EXERCISE OBJECTIVE:
Start to finish, write out the entries exactly, leaving the pictures aside.

*** EXCERPTED DATA ***

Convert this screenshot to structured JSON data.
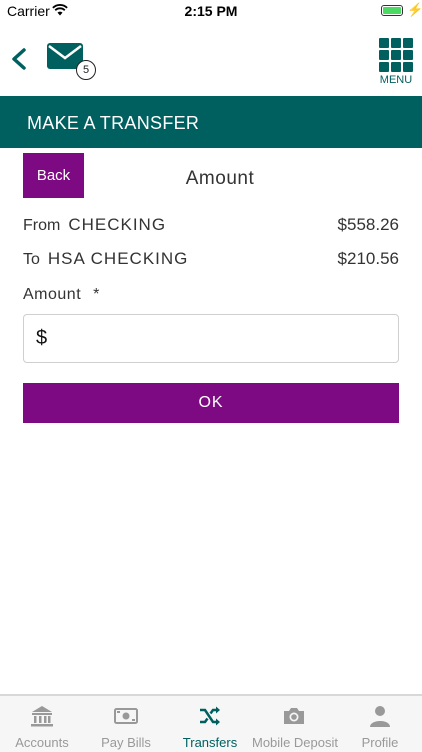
{
  "status_bar": {
    "carrier": "Carrier",
    "time": "2:15 PM"
  },
  "header": {
    "mail_badge_count": "5",
    "menu_label": "MENU"
  },
  "title_bar": {
    "title": "MAKE A TRANSFER"
  },
  "content": {
    "back_label": "Back",
    "heading": "Amount",
    "from": {
      "label": "From",
      "account": "CHECKING",
      "amount": "$558.26"
    },
    "to": {
      "label": "To",
      "account": "HSA CHECKING",
      "amount": "$210.56"
    },
    "amount_field": {
      "label": "Amount",
      "required_mark": "*",
      "currency_symbol": "$",
      "value": ""
    },
    "ok_label": "OK"
  },
  "tabbar": {
    "tabs": [
      {
        "label": "Accounts",
        "icon": "bank-icon"
      },
      {
        "label": "Pay Bills",
        "icon": "bill-icon"
      },
      {
        "label": "Transfers",
        "icon": "shuffle-icon",
        "active": true
      },
      {
        "label": "Mobile Deposit",
        "icon": "camera-icon"
      },
      {
        "label": "Profile",
        "icon": "person-icon"
      }
    ]
  },
  "colors": {
    "brand_teal": "#00605f",
    "action_purple": "#7d0a82",
    "inactive_tab": "#999999"
  }
}
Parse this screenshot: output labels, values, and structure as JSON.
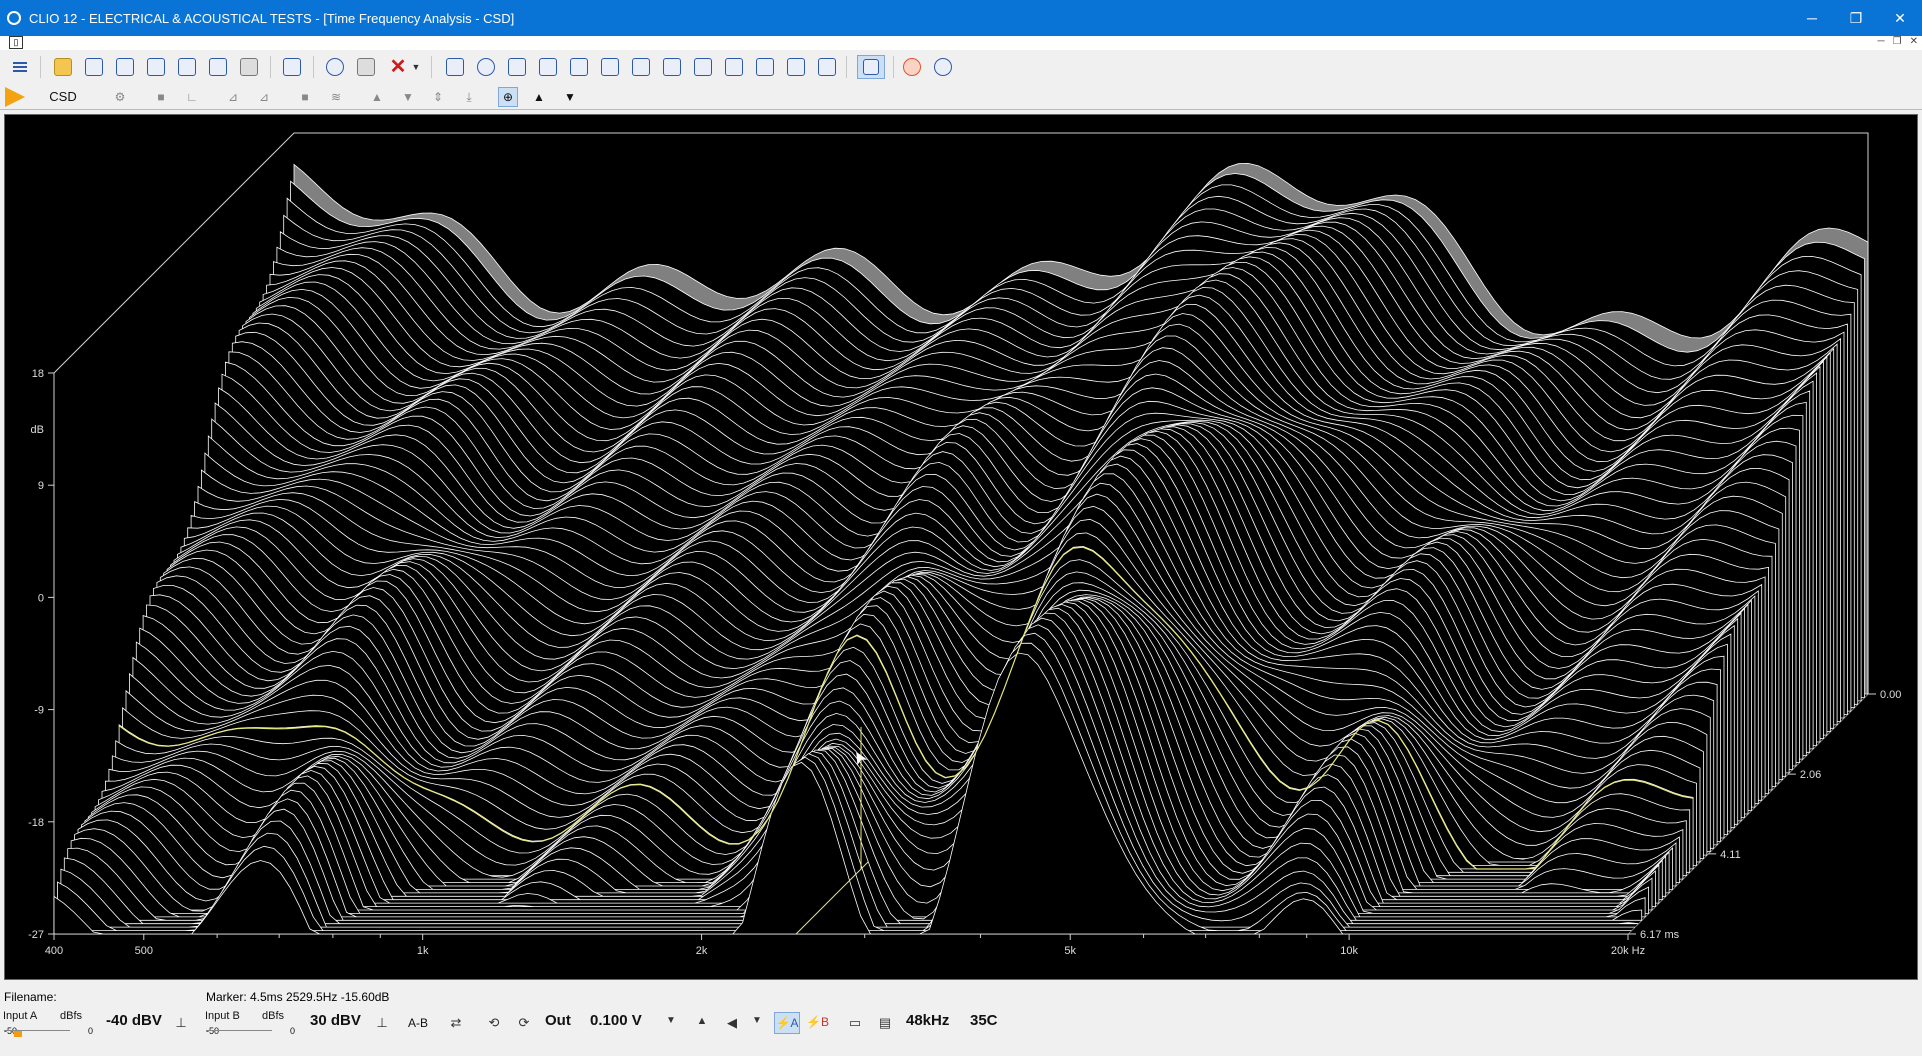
{
  "window": {
    "title": "CLIO 12 - ELECTRICAL & ACOUSTICAL TESTS - [Time Frequency Analysis - CSD]",
    "minimize": "─",
    "restore": "❐",
    "close": "✕"
  },
  "toolbar": {
    "icons": [
      "menu-icon",
      "open-icon",
      "save-icon",
      "save-as-icon",
      "export-icon",
      "import-icon",
      "notes-icon",
      "print-icon",
      "check-icon",
      "undo-icon",
      "eraser-icon",
      "delete-icon",
      "dropdown-icon",
      "mls-icon",
      "sinusoidal-icon",
      "fft-icon",
      "multimeter-icon",
      "thd-icon",
      "waterfall-icon",
      "sweep-icon",
      "rtaicon",
      "wf-icon",
      "leq-icon",
      "ruler-icon",
      "lr-icon",
      "qc-icon",
      "draw-icon",
      "help-icon",
      "web-help-icon"
    ]
  },
  "analysis_toolbar": {
    "mode_label": "CSD",
    "icons": [
      "play-icon",
      "settings-icon",
      "stop-icon",
      "reference-icon",
      "load-icon",
      "load-overlay-icon",
      "stop-gray-icon",
      "waterfall-gray-icon",
      "up-arrow-icon",
      "down-arrow-icon",
      "expand-icon",
      "compress-icon",
      "cursor-icon",
      "triangle-up-icon",
      "triangle-down-icon"
    ]
  },
  "chart_data": {
    "type": "area",
    "title": "",
    "y_axis": {
      "label": "dB",
      "ticks": [
        "18",
        "9",
        "0",
        "-9",
        "-18",
        "-27"
      ],
      "ylim": [
        -27,
        18
      ]
    },
    "x_axis": {
      "label": "Hz",
      "ticks": [
        "400",
        "500",
        "1k",
        "2k",
        "5k",
        "10k",
        "20k Hz"
      ],
      "scale": "log",
      "xlim": [
        400,
        20000
      ]
    },
    "z_axis": {
      "label": "ms",
      "ticks": [
        "0.00",
        "2.06",
        "4.11",
        "6.17 ms"
      ],
      "zlim": [
        0.0,
        6.17
      ]
    },
    "marker": {
      "time_ms": 4.5,
      "freq_hz": 2529.5,
      "level_db": -15.6
    },
    "background": "#000000",
    "surface_fill": "#808080",
    "line_color": "#ffffff",
    "marker_color": "#e8e87a",
    "grid": false
  },
  "status": {
    "filename_label": "Filename:",
    "marker_text": "Marker:  4.5ms  2529.5Hz  -15.60dB",
    "input_a_label": "Input A",
    "input_a_unit": "dBfs",
    "input_a_min": "-50",
    "input_a_max": "0",
    "input_a_range": "-40 dBV",
    "input_b_label": "Input B",
    "input_b_unit": "dBfs",
    "input_b_min": "-50",
    "input_b_max": "0",
    "input_b_range": "30 dBV",
    "ab_label": "A-B",
    "out_label": "Out",
    "out_value": "0.100 V",
    "sample_rate": "48kHz",
    "temperature": "35C"
  }
}
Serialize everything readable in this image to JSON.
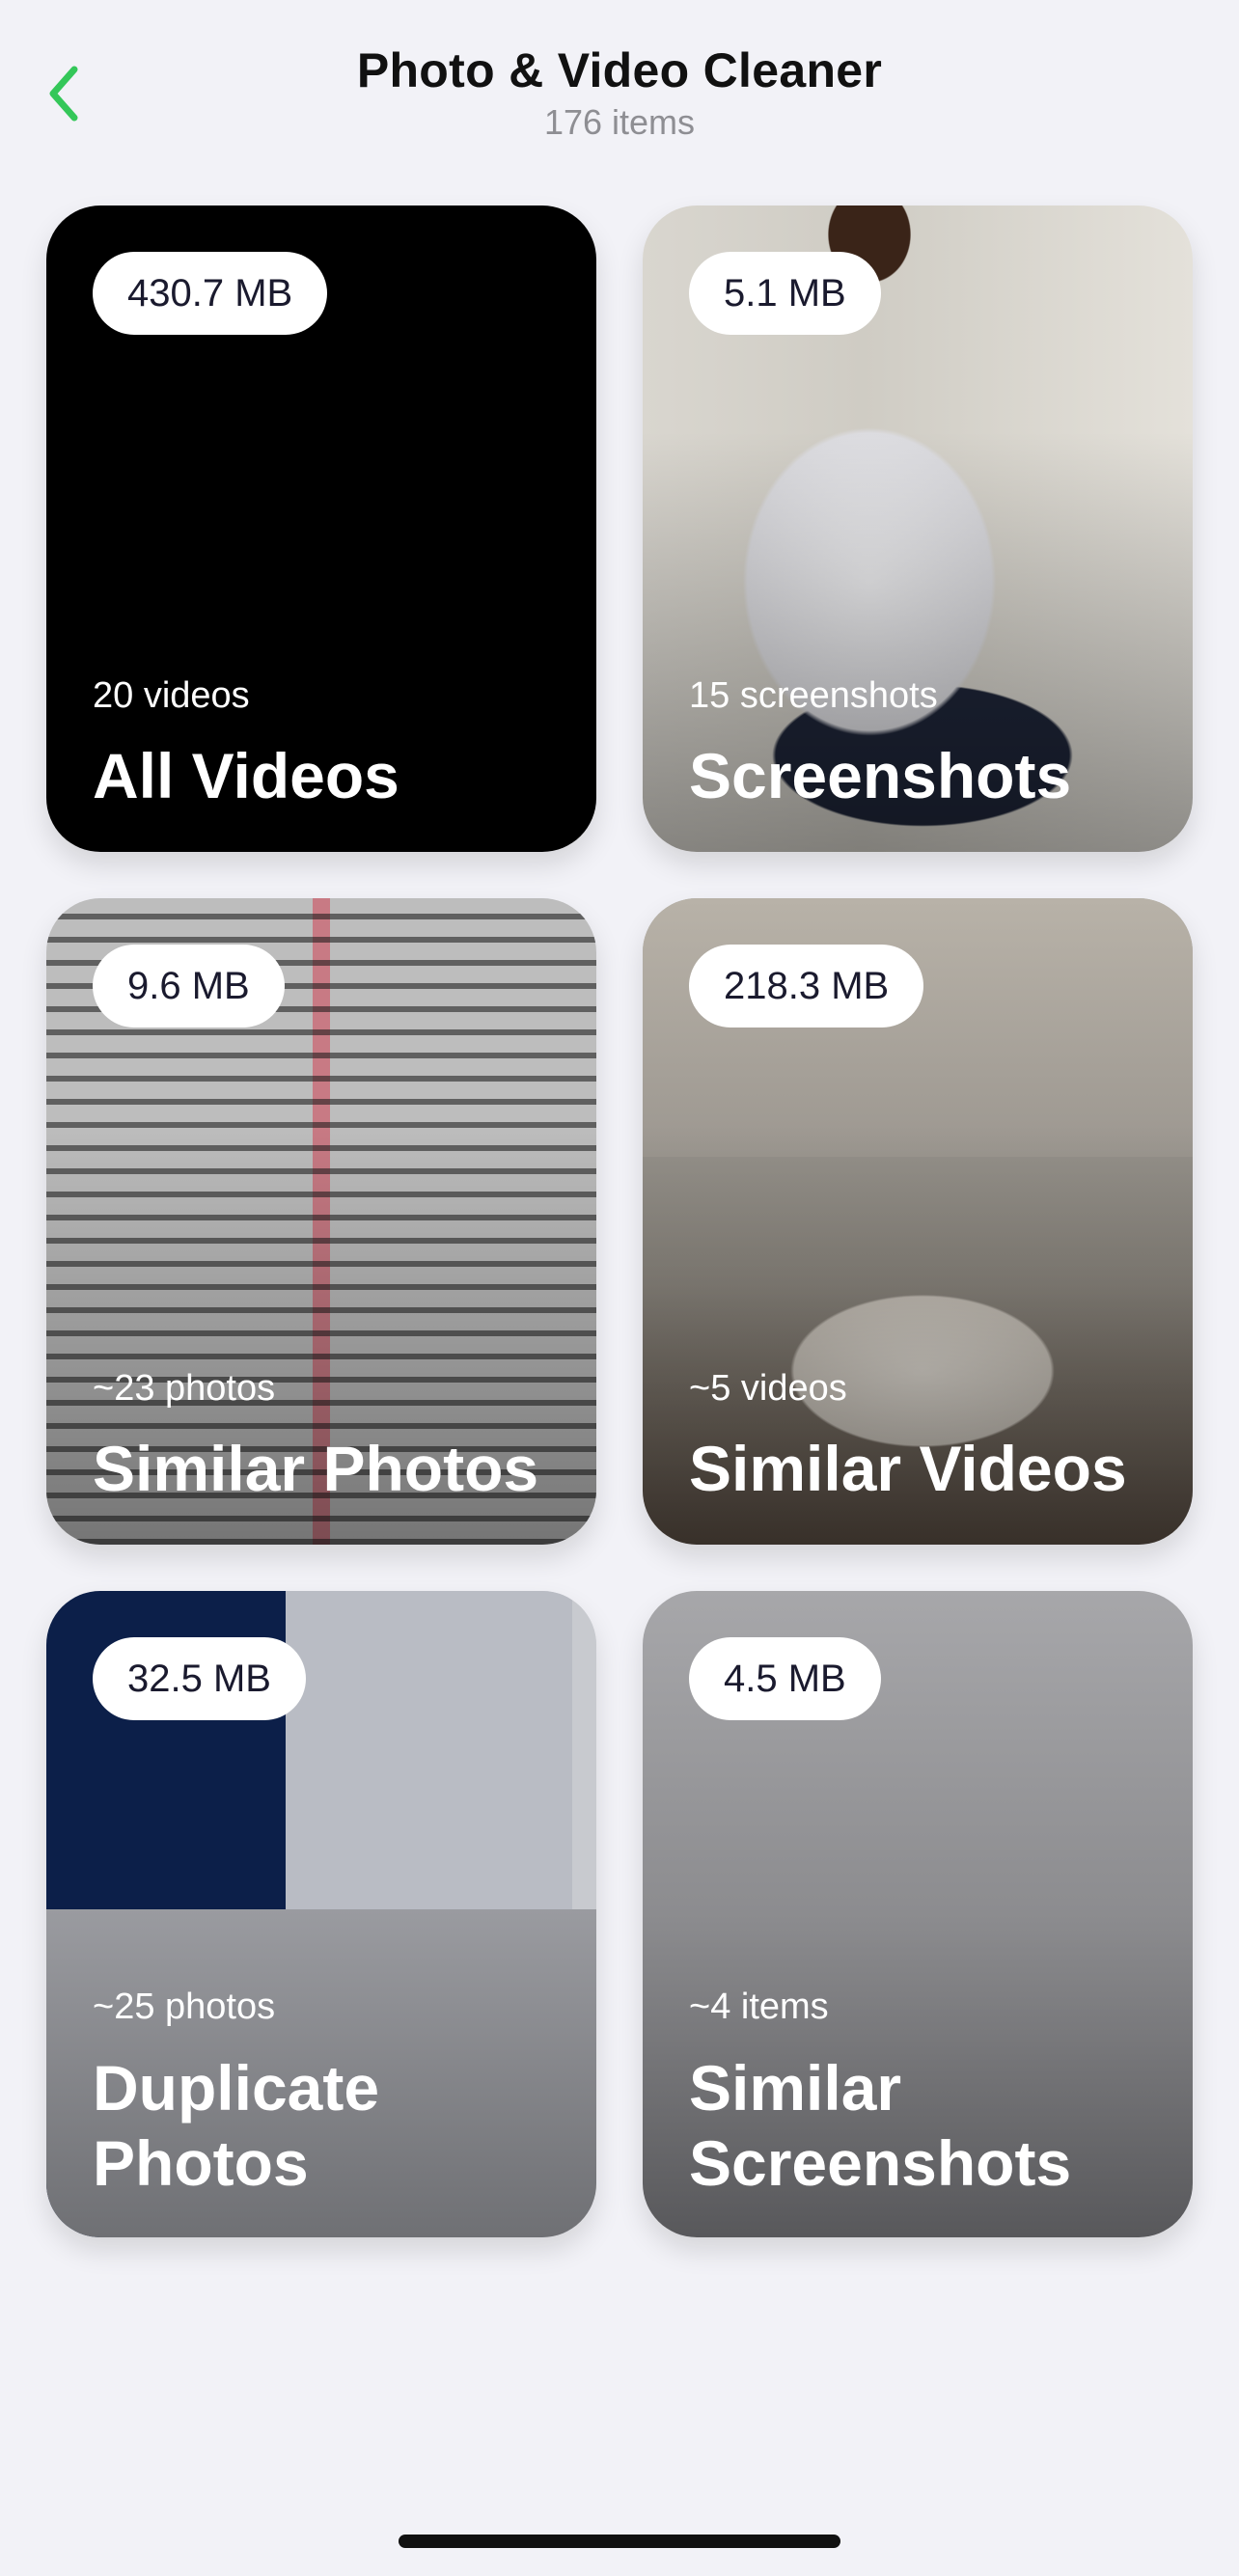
{
  "header": {
    "title": "Photo & Video Cleaner",
    "subtitle": "176 items",
    "back_icon": "chevron-left-icon",
    "accent_color": "#34c759"
  },
  "cards": [
    {
      "size": "430.7 MB",
      "count": "20 videos",
      "label": "All Videos"
    },
    {
      "size": "5.1 MB",
      "count": "15 screenshots",
      "label": "Screenshots"
    },
    {
      "size": "9.6 MB",
      "count": "~23 photos",
      "label": "Similar Photos"
    },
    {
      "size": "218.3 MB",
      "count": "~5 videos",
      "label": "Similar Videos"
    },
    {
      "size": "32.5 MB",
      "count": "~25 photos",
      "label": "Duplicate Photos"
    },
    {
      "size": "4.5 MB",
      "count": "~4 items",
      "label": "Similar Screenshots"
    }
  ]
}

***

RESULT:
Convert this screenshot to structured JSON data.
{
  "status_bar": {
    "carrier": "Carrier",
    "time": "2:15 PM"
  },
  "header": {
    "mail_badge_count": "5",
    "menu_label": "MENU"
  },
  "title_bar": {
    "title": "MAKE A TRANSFER"
  },
  "content": {
    "back_label": "Back",
    "heading": "Amount",
    "from": {
      "label": "From",
      "account": "CHECKING",
      "amount": "$558.26"
    },
    "to": {
      "label": "To",
      "account": "HSA CHECKING",
      "amount": "$210.56"
    },
    "amount_field": {
      "label": "Amount",
      "required_mark": "*",
      "currency_symbol": "$",
      "value": ""
    },
    "ok_label": "OK"
  },
  "tabbar": {
    "tabs": [
      {
        "label": "Accounts",
        "icon": "bank-icon"
      },
      {
        "label": "Pay Bills",
        "icon": "bill-icon"
      },
      {
        "label": "Transfers",
        "icon": "shuffle-icon",
        "active": true
      },
      {
        "label": "Mobile Deposit",
        "icon": "camera-icon"
      },
      {
        "label": "Profile",
        "icon": "person-icon"
      }
    ]
  },
  "colors": {
    "brand_teal": "#00605f",
    "action_purple": "#7d0a82",
    "inactive_tab": "#999999"
  }
}
Parse this screenshot: output labels, values, and structure as JSON.
{
  "window": {
    "title": "CLIO 12 - ELECTRICAL & ACOUSTICAL TESTS - [Time Frequency Analysis - CSD]",
    "minimize": "─",
    "restore": "❐",
    "close": "✕"
  },
  "toolbar": {
    "icons": [
      "menu-icon",
      "open-icon",
      "save-icon",
      "save-as-icon",
      "export-icon",
      "import-icon",
      "notes-icon",
      "print-icon",
      "check-icon",
      "undo-icon",
      "eraser-icon",
      "delete-icon",
      "dropdown-icon",
      "mls-icon",
      "sinusoidal-icon",
      "fft-icon",
      "multimeter-icon",
      "thd-icon",
      "waterfall-icon",
      "sweep-icon",
      "rtaicon",
      "wf-icon",
      "leq-icon",
      "ruler-icon",
      "lr-icon",
      "qc-icon",
      "draw-icon",
      "help-icon",
      "web-help-icon"
    ]
  },
  "analysis_toolbar": {
    "mode_label": "CSD",
    "icons": [
      "play-icon",
      "settings-icon",
      "stop-icon",
      "reference-icon",
      "load-icon",
      "load-overlay-icon",
      "stop-gray-icon",
      "waterfall-gray-icon",
      "up-arrow-icon",
      "down-arrow-icon",
      "expand-icon",
      "compress-icon",
      "cursor-icon",
      "triangle-up-icon",
      "triangle-down-icon"
    ]
  },
  "chart_data": {
    "type": "area",
    "title": "",
    "y_axis": {
      "label": "dB",
      "ticks": [
        "18",
        "9",
        "0",
        "-9",
        "-18",
        "-27"
      ],
      "ylim": [
        -27,
        18
      ]
    },
    "x_axis": {
      "label": "Hz",
      "ticks": [
        "400",
        "500",
        "1k",
        "2k",
        "5k",
        "10k",
        "20k Hz"
      ],
      "scale": "log",
      "xlim": [
        400,
        20000
      ]
    },
    "z_axis": {
      "label": "ms",
      "ticks": [
        "0.00",
        "2.06",
        "4.11",
        "6.17 ms"
      ],
      "zlim": [
        0.0,
        6.17
      ]
    },
    "marker": {
      "time_ms": 4.5,
      "freq_hz": 2529.5,
      "level_db": -15.6
    },
    "background": "#000000",
    "surface_fill": "#808080",
    "line_color": "#ffffff",
    "marker_color": "#e8e87a",
    "grid": false
  },
  "status": {
    "filename_label": "Filename:",
    "marker_text": "Marker:  4.5ms  2529.5Hz  -15.60dB",
    "input_a_label": "Input A",
    "input_a_unit": "dBfs",
    "input_a_min": "-50",
    "input_a_max": "0",
    "input_a_range": "-40 dBV",
    "input_b_label": "Input B",
    "input_b_unit": "dBfs",
    "input_b_min": "-50",
    "input_b_max": "0",
    "input_b_range": "30 dBV",
    "ab_label": "A-B",
    "out_label": "Out",
    "out_value": "0.100 V",
    "sample_rate": "48kHz",
    "temperature": "35C"
  }
}
Serialize everything readable in this image to JSON.
{
  "header": {
    "title": "Photo & Video Cleaner",
    "subtitle": "176 items",
    "back_icon": "chevron-left-icon",
    "accent_color": "#34c759"
  },
  "cards": [
    {
      "size": "430.7 MB",
      "count": "20 videos",
      "label": "All Videos"
    },
    {
      "size": "5.1 MB",
      "count": "15 screenshots",
      "label": "Screenshots"
    },
    {
      "size": "9.6 MB",
      "count": "~23 photos",
      "label": "Similar Photos"
    },
    {
      "size": "218.3 MB",
      "count": "~5 videos",
      "label": "Similar Videos"
    },
    {
      "size": "32.5 MB",
      "count": "~25 photos",
      "label": "Duplicate Photos"
    },
    {
      "size": "4.5 MB",
      "count": "~4 items",
      "label": "Similar Screenshots"
    }
  ]
}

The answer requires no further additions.